tagged mussel, education activity in river, yellowfin madtom

Restoration Activity Highlight: Lone Mountain Coal Slurry Spill
In 1996 a failure in a coal slurry impoundment in Lee County, Virginia, released 6,000,000 gallons of coal slurry into the Powell River watershed for more than 20 miles downstream  The coal slurry spill impacted federally listed threatened and endangered fish and mussels and aquatic habitat.  Other organisms, such as bats and migratory birds may have been affected due to possible accumulation of contaminants through the food chain.  As a part of this settlement, over 500 acres of riparian land in southwestern Virginia have been preserved in partnership with The Nature Conservancy to protect habitat for aquatic organisms, and other species, such as bats and songbirds.  To replace the freshwater mussels killed during the spill, wild populations have been augmented through captive propagation and release programs (through Virginia Tech and the Virginia Department of Game and Inland Fisheries).  Federally listed threatened yellowfin madtom (Noturus flavipinnis) populations have been augmented through a captive propagation and release program.  Education programs have been funded in the Powell River Watershed to encourage local appreciation of the unique aquatic system of the Powell and Clinch Rivers, the most biologically diverse rivers in the nation.  Restoration activities began in 2002 and the mussel and fish propagation efforts are expected to be completed by 2012.

Links to Documents:

Preassessment Screens and Assessment Plans

The Preassessment Screen is the first document the Trustees will prepare. The purpose of this document is to provide a review of available information about the hazardous release(s) from a Site and the potential impacts of these releases on natural resources. The Preassessment Screen documents that there is a reasonable likelihood of making a successful claim and that further investigation and assessment efforts are warranted.

The Assessment Plan confirms exposure of trust resources to a hazardous substance and describes the planned assessment work at a site. Assessment Plans are reviewed by the public before being finalized.

Damage Assessment Plan for the South River and South Fork Shenandoah River (PDF - 1MB)

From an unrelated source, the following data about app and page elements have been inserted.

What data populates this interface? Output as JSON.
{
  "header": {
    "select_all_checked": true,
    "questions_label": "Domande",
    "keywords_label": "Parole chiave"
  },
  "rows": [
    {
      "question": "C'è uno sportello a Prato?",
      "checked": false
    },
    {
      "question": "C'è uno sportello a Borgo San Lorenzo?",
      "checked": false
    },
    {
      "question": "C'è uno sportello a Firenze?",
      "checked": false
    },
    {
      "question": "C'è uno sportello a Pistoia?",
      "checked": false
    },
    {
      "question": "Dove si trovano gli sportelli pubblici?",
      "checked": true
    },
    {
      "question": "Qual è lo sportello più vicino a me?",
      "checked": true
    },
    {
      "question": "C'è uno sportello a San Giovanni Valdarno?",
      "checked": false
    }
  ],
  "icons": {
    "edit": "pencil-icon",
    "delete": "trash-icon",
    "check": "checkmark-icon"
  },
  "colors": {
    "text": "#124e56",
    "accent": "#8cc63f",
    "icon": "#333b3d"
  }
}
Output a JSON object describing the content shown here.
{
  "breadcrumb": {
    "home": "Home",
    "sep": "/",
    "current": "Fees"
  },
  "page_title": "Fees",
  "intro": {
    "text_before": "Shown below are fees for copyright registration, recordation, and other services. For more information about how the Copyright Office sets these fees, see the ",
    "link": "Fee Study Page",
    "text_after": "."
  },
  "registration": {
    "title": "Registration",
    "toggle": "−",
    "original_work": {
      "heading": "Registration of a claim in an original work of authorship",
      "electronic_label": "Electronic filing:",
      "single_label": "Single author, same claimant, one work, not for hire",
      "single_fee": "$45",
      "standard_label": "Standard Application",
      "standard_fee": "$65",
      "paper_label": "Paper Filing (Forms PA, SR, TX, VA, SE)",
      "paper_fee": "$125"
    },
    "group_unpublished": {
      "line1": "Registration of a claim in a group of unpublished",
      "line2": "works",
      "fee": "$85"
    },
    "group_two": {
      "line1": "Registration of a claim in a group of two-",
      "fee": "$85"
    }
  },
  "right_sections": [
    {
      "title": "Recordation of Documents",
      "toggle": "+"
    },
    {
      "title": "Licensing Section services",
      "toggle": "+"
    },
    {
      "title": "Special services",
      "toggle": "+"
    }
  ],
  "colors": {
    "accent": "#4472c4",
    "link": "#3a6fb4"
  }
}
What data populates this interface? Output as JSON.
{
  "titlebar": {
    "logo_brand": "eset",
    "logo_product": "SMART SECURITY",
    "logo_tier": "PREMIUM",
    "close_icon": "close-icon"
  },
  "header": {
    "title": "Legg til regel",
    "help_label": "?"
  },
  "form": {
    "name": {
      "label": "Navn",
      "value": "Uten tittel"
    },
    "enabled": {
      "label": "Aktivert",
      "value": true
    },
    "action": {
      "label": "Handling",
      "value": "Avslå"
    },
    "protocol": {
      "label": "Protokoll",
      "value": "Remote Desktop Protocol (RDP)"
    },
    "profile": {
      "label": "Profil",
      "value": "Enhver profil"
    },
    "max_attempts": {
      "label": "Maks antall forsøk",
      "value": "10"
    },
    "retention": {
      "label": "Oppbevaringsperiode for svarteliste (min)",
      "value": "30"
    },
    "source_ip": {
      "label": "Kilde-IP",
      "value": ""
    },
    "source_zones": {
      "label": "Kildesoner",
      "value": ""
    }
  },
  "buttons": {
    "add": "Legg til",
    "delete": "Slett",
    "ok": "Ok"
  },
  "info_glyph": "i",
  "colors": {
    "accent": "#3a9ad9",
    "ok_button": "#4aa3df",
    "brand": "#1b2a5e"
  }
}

more coming soon!

Restoration Plans

Before allocating recovered natural resource damages on restoration projects, a Restoration Plan/Environmental Assessment must be completed. This document describes potential restoration projects and the preferred alternative. Restoration plans are reviewed by the public before being finalized.

Bow Mariner Oil Spill, February 2010 (PDF - 1MB)

C&R Battery Superfund Site, January 2009 (PDF - 12MB)

Certus Chemical Spill, July 2004 (PDF - 2.6MB)

Lone Mountain Processing, Inc Coal Slurry Spill, June 2003 (PDF - 5.5MB)

Fact Sheets

Bow Mariner Oil Spill NRDAR (PDF - 4.3MB)

C&R Battery Superfund Site NRDAR (PDF - 5MB)

Certus Chemical Spill NRDAR (PDF - 1MB)

Lone Mountain Processing, Inc NRDAR (PDF - 1MB)

Other Links:

General NRDAR Program Links:

Department of the Interior Natural Resource Damage Assessment and Restoration Program

U.S. Fish and Wildlife Service Contaminants Restoration Program

U.S. Fish and Wildlife Service NRDAR Fact Sheet (PDF - 1.6MB)

National Oceanic and Atmospheric Administration Damage Assessment, Remediation and Restoration Program (DARRP)

Other Region 5 (Northeast Region) Environmental Contaminants and NRDAR Program Links:

Northeast Region Environmental Contaminants Program

Chesapeake Bay Office NRDAR

New York Field Office NRDAR Program

Hudson River NRDA (New York Field Office)

Palmerton Zinc NRDAR (Pennsylvania Field Office)

New England Field Office NRDAR Program

North Cape Oil Spill NRDAR (New England Field Office)

More coming soon!

FWS Contaminants Home PageFWS Contaminants Northeast Region

 

Spill Preparedness and Response
(Link Under Development)

Biological Technical Assistance Group (BTAG)

Special Studies

Water Quality
(Link Under Development)

NRDAR

 

 

Last updated: December 6, 2012
All images by FWS unless otherwise noted.